● Exercise details
Copy the listing exactly as given. Omit every picture.
Content starts
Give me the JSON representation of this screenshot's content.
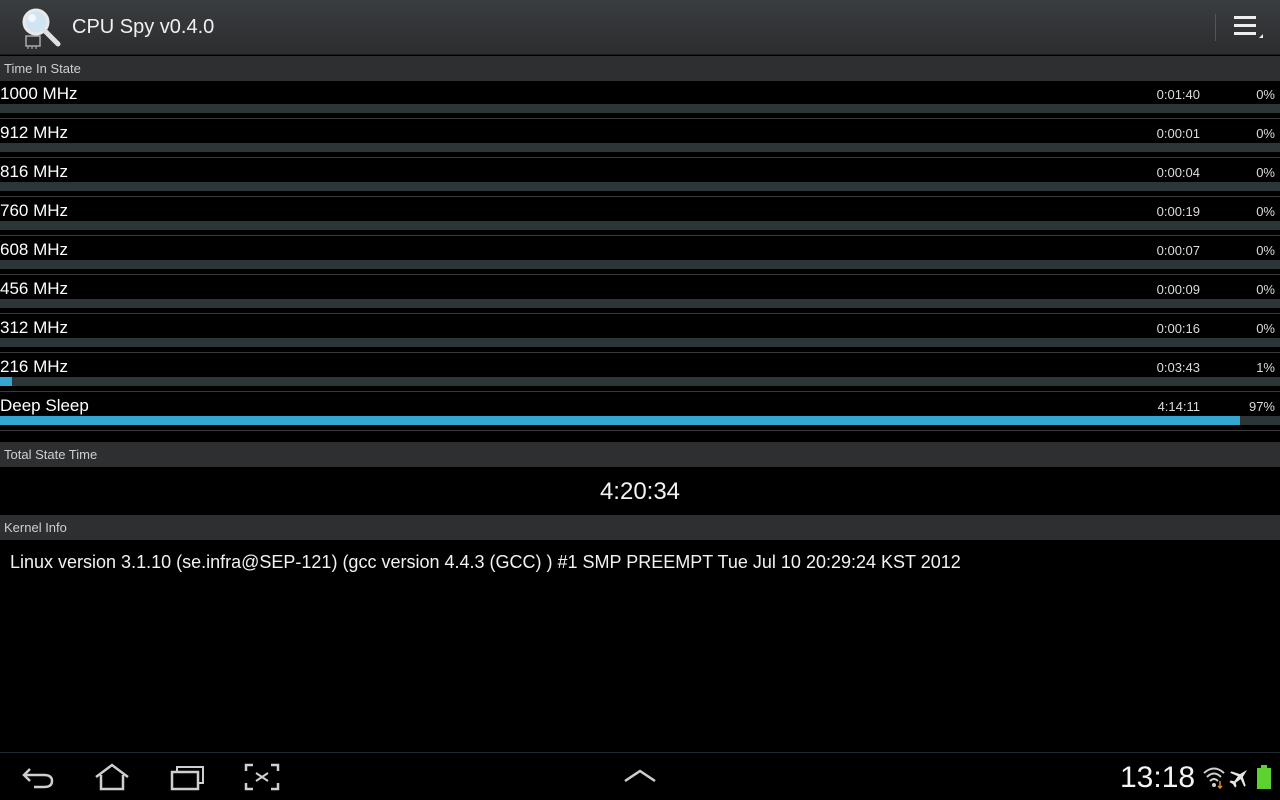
{
  "app": {
    "title": "CPU Spy v0.4.0",
    "icon": "magnifier-chip-icon",
    "menu_icon": "overflow-menu-icon"
  },
  "sections": {
    "time_in_state": "Time In State",
    "total_state_time": "Total State Time",
    "kernel_info": "Kernel Info"
  },
  "states": [
    {
      "name": "1000 MHz",
      "time": "0:01:40",
      "percent": "0%",
      "fraction": 0.0
    },
    {
      "name": "912 MHz",
      "time": "0:00:01",
      "percent": "0%",
      "fraction": 0.0
    },
    {
      "name": "816 MHz",
      "time": "0:00:04",
      "percent": "0%",
      "fraction": 0.0
    },
    {
      "name": "760 MHz",
      "time": "0:00:19",
      "percent": "0%",
      "fraction": 0.0
    },
    {
      "name": "608 MHz",
      "time": "0:00:07",
      "percent": "0%",
      "fraction": 0.0
    },
    {
      "name": "456 MHz",
      "time": "0:00:09",
      "percent": "0%",
      "fraction": 0.0
    },
    {
      "name": "312 MHz",
      "time": "0:00:16",
      "percent": "0%",
      "fraction": 0.0
    },
    {
      "name": "216 MHz",
      "time": "0:03:43",
      "percent": "1%",
      "fraction": 0.009
    },
    {
      "name": "Deep Sleep",
      "time": "4:14:11",
      "percent": "97%",
      "fraction": 0.97
    }
  ],
  "total_state_time": "4:20:34",
  "kernel_info": "Linux version 3.1.10 (se.infra@SEP-121) (gcc version 4.4.3 (GCC) ) #1 SMP PREEMPT Tue Jul 10 20:29:24 KST 2012",
  "navbar": {
    "buttons": [
      "back-icon",
      "home-icon",
      "recent-apps-icon",
      "screenshot-icon",
      "up-chevron-icon"
    ],
    "clock": "13:18",
    "status_icons": [
      "wifi-icon",
      "airplane-mode-icon",
      "battery-icon"
    ]
  },
  "colors": {
    "accent": "#33a6d2",
    "bar_track": "#2c3538",
    "section_header_bg": "#2d2f31",
    "battery": "#5cd12f"
  }
}
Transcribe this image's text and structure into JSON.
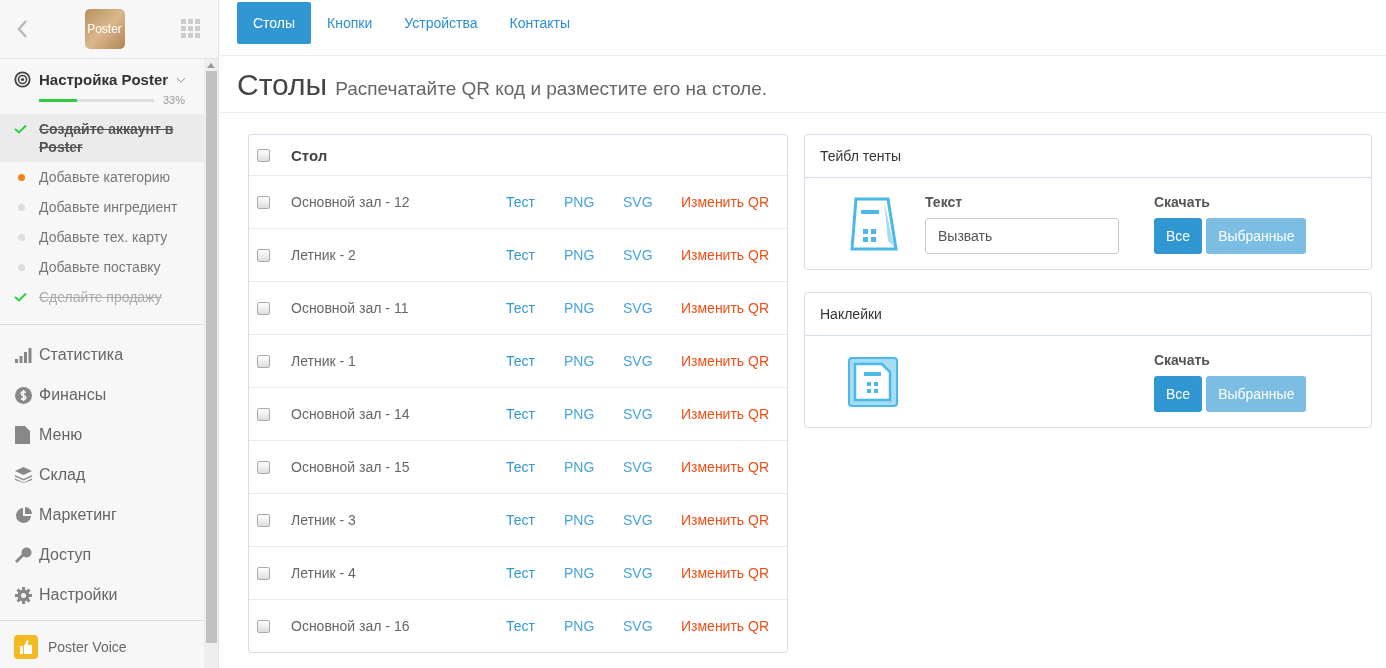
{
  "sidebar": {
    "logo_text": "Poster",
    "setup": {
      "title": "Настройка Poster",
      "level": 0.33,
      "percent": "33%",
      "steps": [
        {
          "label": "Создайте аккаунт в Poster",
          "done": true,
          "selected": true
        },
        {
          "label": "Добавьте категорию",
          "done": false,
          "current": true,
          "selected": false
        },
        {
          "label": "Добавьте ингредиент",
          "done": false,
          "current": false,
          "selected": false
        },
        {
          "label": "Добавьте тех. карту",
          "done": false,
          "current": false,
          "selected": false
        },
        {
          "label": "Добавьте поставку",
          "done": false,
          "current": false,
          "selected": false
        },
        {
          "label": "Сделайте продажу",
          "done": true,
          "selected": false
        }
      ]
    },
    "items": [
      {
        "label": "Статистика",
        "kind": "stats"
      },
      {
        "label": "Финансы",
        "kind": "finance"
      },
      {
        "label": "Меню",
        "kind": "menu"
      },
      {
        "label": "Склад",
        "kind": "stock"
      },
      {
        "label": "Маркетинг",
        "kind": "marketing"
      },
      {
        "label": "Доступ",
        "kind": "access"
      },
      {
        "label": "Настройки",
        "kind": "settings"
      }
    ],
    "voice": "Poster Voice"
  },
  "tabs": [
    {
      "label": "Столы",
      "selected": true
    },
    {
      "label": "Кнопки",
      "selected": false
    },
    {
      "label": "Устройства",
      "selected": false
    },
    {
      "label": "Контакты",
      "selected": false
    }
  ],
  "header": {
    "title": "Столы",
    "subtitle": "Распечатайте QR код и разместите его на столе."
  },
  "table": {
    "column": "Стол",
    "checked_all": false,
    "rows": [
      {
        "name": "Основной зал - 12",
        "checked": false,
        "links": [
          "Тест",
          "PNG",
          "SVG"
        ],
        "edit": "Изменить QR"
      },
      {
        "name": "Летник - 2",
        "checked": false,
        "links": [
          "Тест",
          "PNG",
          "SVG"
        ],
        "edit": "Изменить QR"
      },
      {
        "name": "Основной зал - 11",
        "checked": false,
        "links": [
          "Тест",
          "PNG",
          "SVG"
        ],
        "edit": "Изменить QR"
      },
      {
        "name": "Летник - 1",
        "checked": false,
        "links": [
          "Тест",
          "PNG",
          "SVG"
        ],
        "edit": "Изменить QR"
      },
      {
        "name": "Основной зал - 14",
        "checked": false,
        "links": [
          "Тест",
          "PNG",
          "SVG"
        ],
        "edit": "Изменить QR"
      },
      {
        "name": "Основной зал - 15",
        "checked": false,
        "links": [
          "Тест",
          "PNG",
          "SVG"
        ],
        "edit": "Изменить QR"
      },
      {
        "name": "Летник - 3",
        "checked": false,
        "links": [
          "Тест",
          "PNG",
          "SVG"
        ],
        "edit": "Изменить QR"
      },
      {
        "name": "Летник - 4",
        "checked": false,
        "links": [
          "Тест",
          "PNG",
          "SVG"
        ],
        "edit": "Изменить QR"
      },
      {
        "name": "Основной зал - 16",
        "checked": false,
        "links": [
          "Тест",
          "PNG",
          "SVG"
        ],
        "edit": "Изменить QR"
      }
    ]
  },
  "cards": [
    {
      "title": "Тейбл тенты",
      "kind": "tent",
      "field_label": "Текст",
      "field_value": "Вызвать",
      "download_label": "Скачать",
      "buttons": [
        "Все",
        "Выбранные"
      ]
    },
    {
      "title": "Наклейки",
      "kind": "sticker",
      "download_label": "Скачать",
      "buttons": [
        "Все",
        "Выбранные"
      ]
    }
  ]
}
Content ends
● Result
Give me the JSON representation of this screenshot's content.
{
  "app": {
    "title": "CPU Spy v0.4.0",
    "icon": "magnifier-chip-icon",
    "menu_icon": "overflow-menu-icon"
  },
  "sections": {
    "time_in_state": "Time In State",
    "total_state_time": "Total State Time",
    "kernel_info": "Kernel Info"
  },
  "states": [
    {
      "name": "1000 MHz",
      "time": "0:01:40",
      "percent": "0%",
      "fraction": 0.0
    },
    {
      "name": "912 MHz",
      "time": "0:00:01",
      "percent": "0%",
      "fraction": 0.0
    },
    {
      "name": "816 MHz",
      "time": "0:00:04",
      "percent": "0%",
      "fraction": 0.0
    },
    {
      "name": "760 MHz",
      "time": "0:00:19",
      "percent": "0%",
      "fraction": 0.0
    },
    {
      "name": "608 MHz",
      "time": "0:00:07",
      "percent": "0%",
      "fraction": 0.0
    },
    {
      "name": "456 MHz",
      "time": "0:00:09",
      "percent": "0%",
      "fraction": 0.0
    },
    {
      "name": "312 MHz",
      "time": "0:00:16",
      "percent": "0%",
      "fraction": 0.0
    },
    {
      "name": "216 MHz",
      "time": "0:03:43",
      "percent": "1%",
      "fraction": 0.009
    },
    {
      "name": "Deep Sleep",
      "time": "4:14:11",
      "percent": "97%",
      "fraction": 0.97
    }
  ],
  "total_state_time": "4:20:34",
  "kernel_info": "Linux version 3.1.10 (se.infra@SEP-121) (gcc version 4.4.3 (GCC) ) #1 SMP PREEMPT Tue Jul 10 20:29:24 KST 2012",
  "navbar": {
    "buttons": [
      "back-icon",
      "home-icon",
      "recent-apps-icon",
      "screenshot-icon",
      "up-chevron-icon"
    ],
    "clock": "13:18",
    "status_icons": [
      "wifi-icon",
      "airplane-mode-icon",
      "battery-icon"
    ]
  },
  "colors": {
    "accent": "#33a6d2",
    "bar_track": "#2c3538",
    "section_header_bg": "#2d2f31",
    "battery": "#5cd12f"
  }
}
Transcribe this image's text and structure into JSON.
{
  "sidebar": {
    "logo_text": "Poster",
    "setup": {
      "title": "Настройка Poster",
      "level": 0.33,
      "percent": "33%",
      "steps": [
        {
          "label": "Создайте аккаунт в Poster",
          "done": true,
          "selected": true
        },
        {
          "label": "Добавьте категорию",
          "done": false,
          "current": true,
          "selected": false
        },
        {
          "label": "Добавьте ингредиент",
          "done": false,
          "current": false,
          "selected": false
        },
        {
          "label": "Добавьте тех. карту",
          "done": false,
          "current": false,
          "selected": false
        },
        {
          "label": "Добавьте поставку",
          "done": false,
          "current": false,
          "selected": false
        },
        {
          "label": "Сделайте продажу",
          "done": true,
          "selected": false
        }
      ]
    },
    "items": [
      {
        "label": "Статистика",
        "kind": "stats"
      },
      {
        "label": "Финансы",
        "kind": "finance"
      },
      {
        "label": "Меню",
        "kind": "menu"
      },
      {
        "label": "Склад",
        "kind": "stock"
      },
      {
        "label": "Маркетинг",
        "kind": "marketing"
      },
      {
        "label": "Доступ",
        "kind": "access"
      },
      {
        "label": "Настройки",
        "kind": "settings"
      }
    ],
    "voice": "Poster Voice"
  },
  "tabs": [
    {
      "label": "Столы",
      "selected": true
    },
    {
      "label": "Кнопки",
      "selected": false
    },
    {
      "label": "Устройства",
      "selected": false
    },
    {
      "label": "Контакты",
      "selected": false
    }
  ],
  "header": {
    "title": "Столы",
    "subtitle": "Распечатайте QR код и разместите его на столе."
  },
  "table": {
    "column": "Стол",
    "checked_all": false,
    "rows": [
      {
        "name": "Основной зал - 12",
        "checked": false,
        "links": [
          "Тест",
          "PNG",
          "SVG"
        ],
        "edit": "Изменить QR"
      },
      {
        "name": "Летник - 2",
        "checked": false,
        "links": [
          "Тест",
          "PNG",
          "SVG"
        ],
        "edit": "Изменить QR"
      },
      {
        "name": "Основной зал - 11",
        "checked": false,
        "links": [
          "Тест",
          "PNG",
          "SVG"
        ],
        "edit": "Изменить QR"
      },
      {
        "name": "Летник - 1",
        "checked": false,
        "links": [
          "Тест",
          "PNG",
          "SVG"
        ],
        "edit": "Изменить QR"
      },
      {
        "name": "Основной зал - 14",
        "checked": false,
        "links": [
          "Тест",
          "PNG",
          "SVG"
        ],
        "edit": "Изменить QR"
      },
      {
        "name": "Основной зал - 15",
        "checked": false,
        "links": [
          "Тест",
          "PNG",
          "SVG"
        ],
        "edit": "Изменить QR"
      },
      {
        "name": "Летник - 3",
        "checked": false,
        "links": [
          "Тест",
          "PNG",
          "SVG"
        ],
        "edit": "Изменить QR"
      },
      {
        "name": "Летник - 4",
        "checked": false,
        "links": [
          "Тест",
          "PNG",
          "SVG"
        ],
        "edit": "Изменить QR"
      },
      {
        "name": "Основной зал - 16",
        "checked": false,
        "links": [
          "Тест",
          "PNG",
          "SVG"
        ],
        "edit": "Изменить QR"
      }
    ]
  },
  "cards": [
    {
      "title": "Тейбл тенты",
      "kind": "tent",
      "field_label": "Текст",
      "field_value": "Вызвать",
      "download_label": "Скачать",
      "buttons": [
        "Все",
        "Выбранные"
      ]
    },
    {
      "title": "Наклейки",
      "kind": "sticker",
      "download_label": "Скачать",
      "buttons": [
        "Все",
        "Выбранные"
      ]
    }
  ]
}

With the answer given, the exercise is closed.